Once the images are set aside, write out the rest of the records exactly.

----- Supplied data -----

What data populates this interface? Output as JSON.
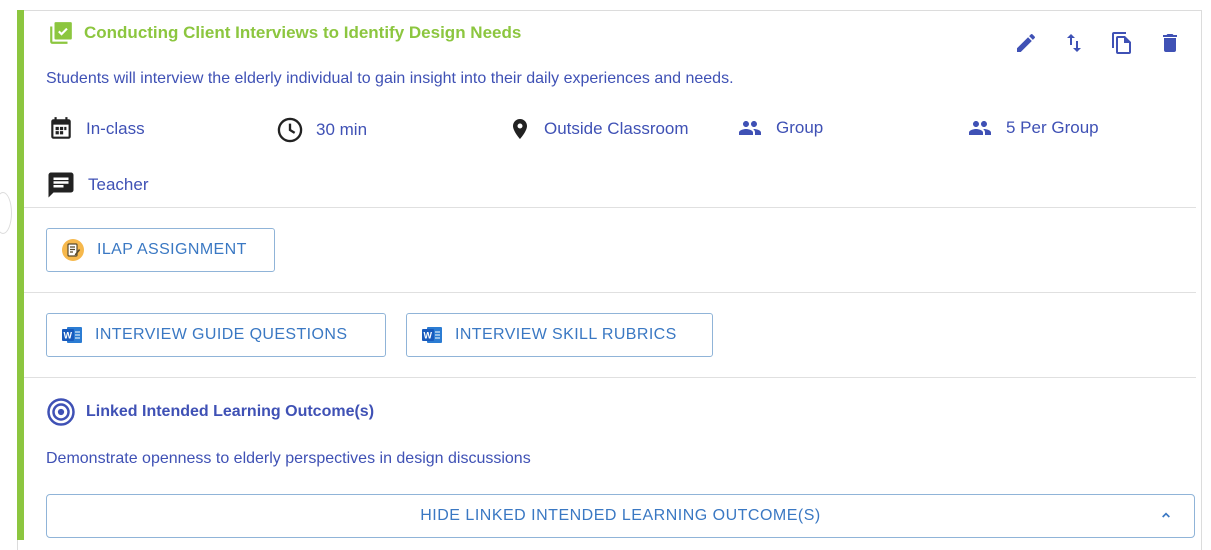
{
  "activity": {
    "title": "Conducting Client Interviews to Identify Design Needs",
    "description": "Students will interview the elderly individual to gain insight into their daily experiences and needs.",
    "meta": {
      "mode": "In-class",
      "duration": "30 min",
      "location": "Outside Classroom",
      "grouping": "Group",
      "group_size": "5 Per Group",
      "facilitator": "Teacher"
    }
  },
  "actions": {
    "edit_icon": "pencil-icon",
    "reorder_icon": "swap-vertical-icon",
    "copy_icon": "copy-icon",
    "delete_icon": "trash-icon"
  },
  "assignment_button": {
    "label": "ILAP ASSIGNMENT"
  },
  "resources": [
    {
      "label": "INTERVIEW GUIDE QUESTIONS",
      "icon": "word-document-icon"
    },
    {
      "label": "INTERVIEW SKILL RUBRICS",
      "icon": "word-document-icon"
    }
  ],
  "ilo": {
    "heading": "Linked Intended Learning Outcome(s)",
    "outcome": "Demonstrate openness to elderly perspectives in design discussions",
    "toggle_label": "HIDE LINKED INTENDED LEARNING OUTCOME(S)"
  },
  "colors": {
    "accent_green": "#8cc63f",
    "text_indigo": "#3f51b5",
    "link_blue": "#3a78c3",
    "border_blue": "#90b4d8"
  }
}
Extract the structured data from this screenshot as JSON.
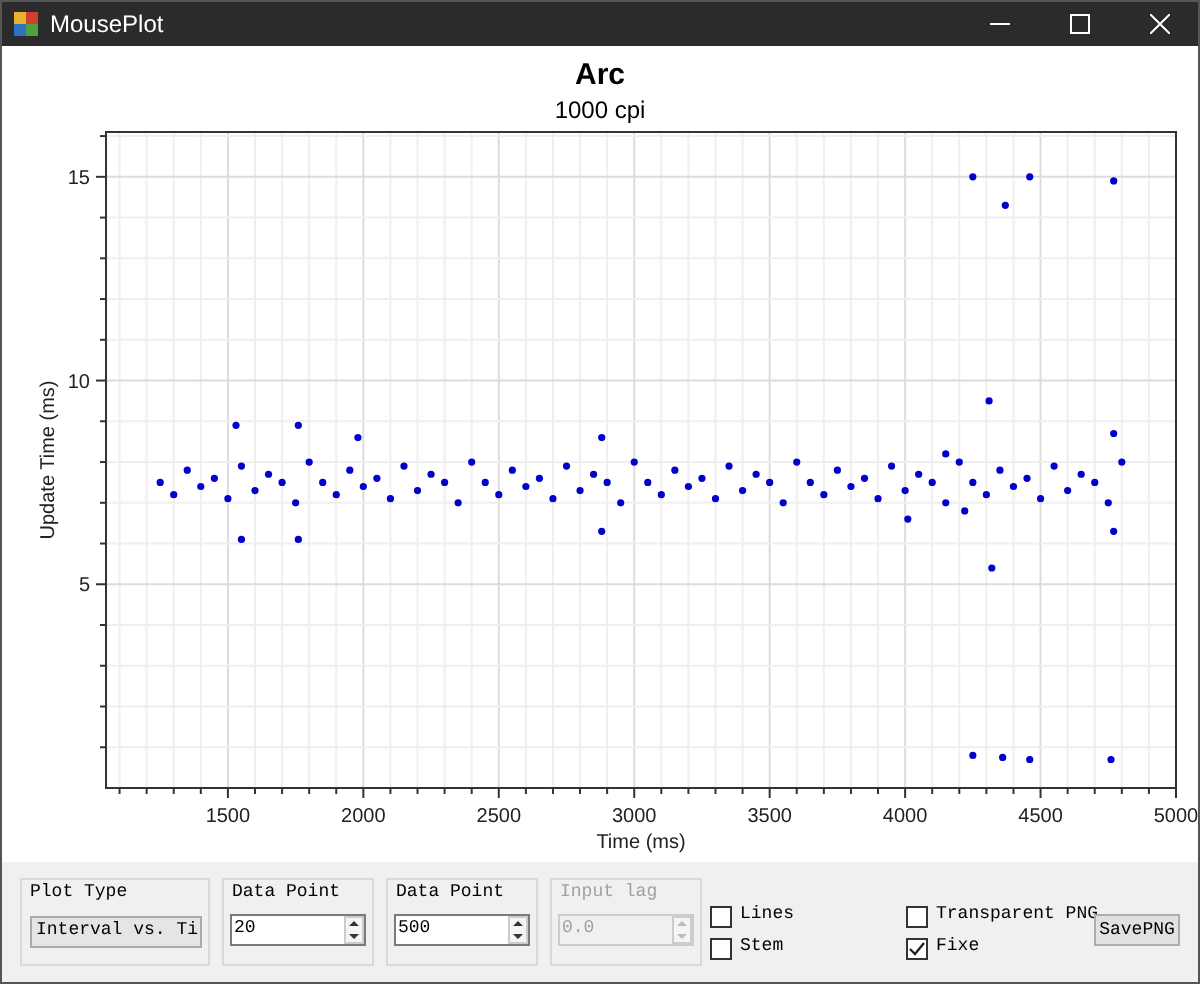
{
  "window": {
    "title": "MousePlot"
  },
  "chart": {
    "title": "Arc",
    "subtitle": "1000 cpi",
    "chart_data": {
      "type": "scatter",
      "xlabel": "Time (ms)",
      "ylabel": "Update Time (ms)",
      "xlim": [
        1050,
        5000
      ],
      "ylim": [
        0,
        16.1
      ],
      "grid": true,
      "xticks": [
        1500,
        2000,
        2500,
        3000,
        3500,
        4000,
        4500,
        5000
      ],
      "yticks": [
        5,
        10,
        15
      ],
      "x": [
        1250,
        1300,
        1350,
        1400,
        1450,
        1500,
        1550,
        1600,
        1650,
        1700,
        1750,
        1800,
        1850,
        1900,
        1950,
        2000,
        2050,
        2100,
        2150,
        2200,
        2250,
        2300,
        2350,
        2400,
        2450,
        2500,
        2550,
        2600,
        2650,
        2700,
        2750,
        2800,
        2850,
        2900,
        2950,
        3000,
        3050,
        3100,
        3150,
        3200,
        3250,
        3300,
        3350,
        3400,
        3450,
        3500,
        3550,
        3600,
        3650,
        3700,
        3750,
        3800,
        3850,
        3900,
        3950,
        4000,
        4050,
        4100,
        4150,
        4200,
        4250,
        4300,
        4350,
        4400,
        4450,
        4500,
        4550,
        4600,
        4650,
        4700,
        4750,
        4800,
        1530,
        1550,
        1760,
        1760,
        1980,
        2880,
        2880,
        4250,
        4370,
        4460,
        4770,
        4250,
        4360,
        4460,
        4760,
        4310,
        4320,
        4770,
        4770,
        4150,
        4010,
        4220
      ],
      "series": [
        {
          "color": "#0000cc",
          "values": [
            7.5,
            7.2,
            7.8,
            7.4,
            7.6,
            7.1,
            7.9,
            7.3,
            7.7,
            7.5,
            7.0,
            8.0,
            7.5,
            7.2,
            7.8,
            7.4,
            7.6,
            7.1,
            7.9,
            7.3,
            7.7,
            7.5,
            7.0,
            8.0,
            7.5,
            7.2,
            7.8,
            7.4,
            7.6,
            7.1,
            7.9,
            7.3,
            7.7,
            7.5,
            7.0,
            8.0,
            7.5,
            7.2,
            7.8,
            7.4,
            7.6,
            7.1,
            7.9,
            7.3,
            7.7,
            7.5,
            7.0,
            8.0,
            7.5,
            7.2,
            7.8,
            7.4,
            7.6,
            7.1,
            7.9,
            7.3,
            7.7,
            7.5,
            7.0,
            8.0,
            7.5,
            7.2,
            7.8,
            7.4,
            7.6,
            7.1,
            7.9,
            7.3,
            7.7,
            7.5,
            7.0,
            8.0,
            8.9,
            6.1,
            8.9,
            6.1,
            8.6,
            8.6,
            6.3,
            15.0,
            14.3,
            15.0,
            14.9,
            0.8,
            0.75,
            0.7,
            0.7,
            9.5,
            5.4,
            8.7,
            6.3,
            8.2,
            6.6,
            6.8
          ]
        }
      ]
    }
  },
  "controls": {
    "plot_type": {
      "label": "Plot Type",
      "value": "Interval vs. Ti"
    },
    "spinners": [
      {
        "label": "Data Point",
        "value": "20",
        "disabled": false
      },
      {
        "label": "Data Point",
        "value": "500",
        "disabled": false
      },
      {
        "label": "Input lag",
        "value": "0.0",
        "disabled": true
      }
    ],
    "checkboxes": [
      {
        "label": "Lines",
        "checked": false
      },
      {
        "label": "Stem",
        "checked": false
      },
      {
        "label": "Transparent PNG",
        "checked": false
      },
      {
        "label": "Fixe",
        "checked": true
      }
    ],
    "save_button": "SavePNG"
  }
}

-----

• Solved problem:
What data populates this interface? Output as JSON.
{
  "activity": {
    "title": "Conducting Client Interviews to Identify Design Needs",
    "description": "Students will interview the elderly individual to gain insight into their daily experiences and needs.",
    "meta": {
      "mode": "In-class",
      "duration": "30 min",
      "location": "Outside Classroom",
      "grouping": "Group",
      "group_size": "5 Per Group",
      "facilitator": "Teacher"
    }
  },
  "actions": {
    "edit_icon": "pencil-icon",
    "reorder_icon": "swap-vertical-icon",
    "copy_icon": "copy-icon",
    "delete_icon": "trash-icon"
  },
  "assignment_button": {
    "label": "ILAP ASSIGNMENT"
  },
  "resources": [
    {
      "label": "INTERVIEW GUIDE QUESTIONS",
      "icon": "word-document-icon"
    },
    {
      "label": "INTERVIEW SKILL RUBRICS",
      "icon": "word-document-icon"
    }
  ],
  "ilo": {
    "heading": "Linked Intended Learning Outcome(s)",
    "outcome": "Demonstrate openness to elderly perspectives in design discussions",
    "toggle_label": "HIDE LINKED INTENDED LEARNING OUTCOME(S)"
  },
  "colors": {
    "accent_green": "#8cc63f",
    "text_indigo": "#3f51b5",
    "link_blue": "#3a78c3",
    "border_blue": "#90b4d8"
  }
}
Extract the structured data from this screenshot as JSON.
{
  "window": {
    "title": "MousePlot"
  },
  "chart": {
    "title": "Arc",
    "subtitle": "1000 cpi",
    "chart_data": {
      "type": "scatter",
      "xlabel": "Time (ms)",
      "ylabel": "Update Time (ms)",
      "xlim": [
        1050,
        5000
      ],
      "ylim": [
        0,
        16.1
      ],
      "grid": true,
      "xticks": [
        1500,
        2000,
        2500,
        3000,
        3500,
        4000,
        4500,
        5000
      ],
      "yticks": [
        5,
        10,
        15
      ],
      "x": [
        1250,
        1300,
        1350,
        1400,
        1450,
        1500,
        1550,
        1600,
        1650,
        1700,
        1750,
        1800,
        1850,
        1900,
        1950,
        2000,
        2050,
        2100,
        2150,
        2200,
        2250,
        2300,
        2350,
        2400,
        2450,
        2500,
        2550,
        2600,
        2650,
        2700,
        2750,
        2800,
        2850,
        2900,
        2950,
        3000,
        3050,
        3100,
        3150,
        3200,
        3250,
        3300,
        3350,
        3400,
        3450,
        3500,
        3550,
        3600,
        3650,
        3700,
        3750,
        3800,
        3850,
        3900,
        3950,
        4000,
        4050,
        4100,
        4150,
        4200,
        4250,
        4300,
        4350,
        4400,
        4450,
        4500,
        4550,
        4600,
        4650,
        4700,
        4750,
        4800,
        1530,
        1550,
        1760,
        1760,
        1980,
        2880,
        2880,
        4250,
        4370,
        4460,
        4770,
        4250,
        4360,
        4460,
        4760,
        4310,
        4320,
        4770,
        4770,
        4150,
        4010,
        4220
      ],
      "series": [
        {
          "color": "#0000cc",
          "values": [
            7.5,
            7.2,
            7.8,
            7.4,
            7.6,
            7.1,
            7.9,
            7.3,
            7.7,
            7.5,
            7.0,
            8.0,
            7.5,
            7.2,
            7.8,
            7.4,
            7.6,
            7.1,
            7.9,
            7.3,
            7.7,
            7.5,
            7.0,
            8.0,
            7.5,
            7.2,
            7.8,
            7.4,
            7.6,
            7.1,
            7.9,
            7.3,
            7.7,
            7.5,
            7.0,
            8.0,
            7.5,
            7.2,
            7.8,
            7.4,
            7.6,
            7.1,
            7.9,
            7.3,
            7.7,
            7.5,
            7.0,
            8.0,
            7.5,
            7.2,
            7.8,
            7.4,
            7.6,
            7.1,
            7.9,
            7.3,
            7.7,
            7.5,
            7.0,
            8.0,
            7.5,
            7.2,
            7.8,
            7.4,
            7.6,
            7.1,
            7.9,
            7.3,
            7.7,
            7.5,
            7.0,
            8.0,
            8.9,
            6.1,
            8.9,
            6.1,
            8.6,
            8.6,
            6.3,
            15.0,
            14.3,
            15.0,
            14.9,
            0.8,
            0.75,
            0.7,
            0.7,
            9.5,
            5.4,
            8.7,
            6.3,
            8.2,
            6.6,
            6.8
          ]
        }
      ]
    }
  },
  "controls": {
    "plot_type": {
      "label": "Plot Type",
      "value": "Interval vs. Ti"
    },
    "spinners": [
      {
        "label": "Data Point",
        "value": "20",
        "disabled": false
      },
      {
        "label": "Data Point",
        "value": "500",
        "disabled": false
      },
      {
        "label": "Input lag",
        "value": "0.0",
        "disabled": true
      }
    ],
    "checkboxes": [
      {
        "label": "Lines",
        "checked": false
      },
      {
        "label": "Stem",
        "checked": false
      },
      {
        "label": "Transparent PNG",
        "checked": false
      },
      {
        "label": "Fixe",
        "checked": true
      }
    ],
    "save_button": "SavePNG"
  }
}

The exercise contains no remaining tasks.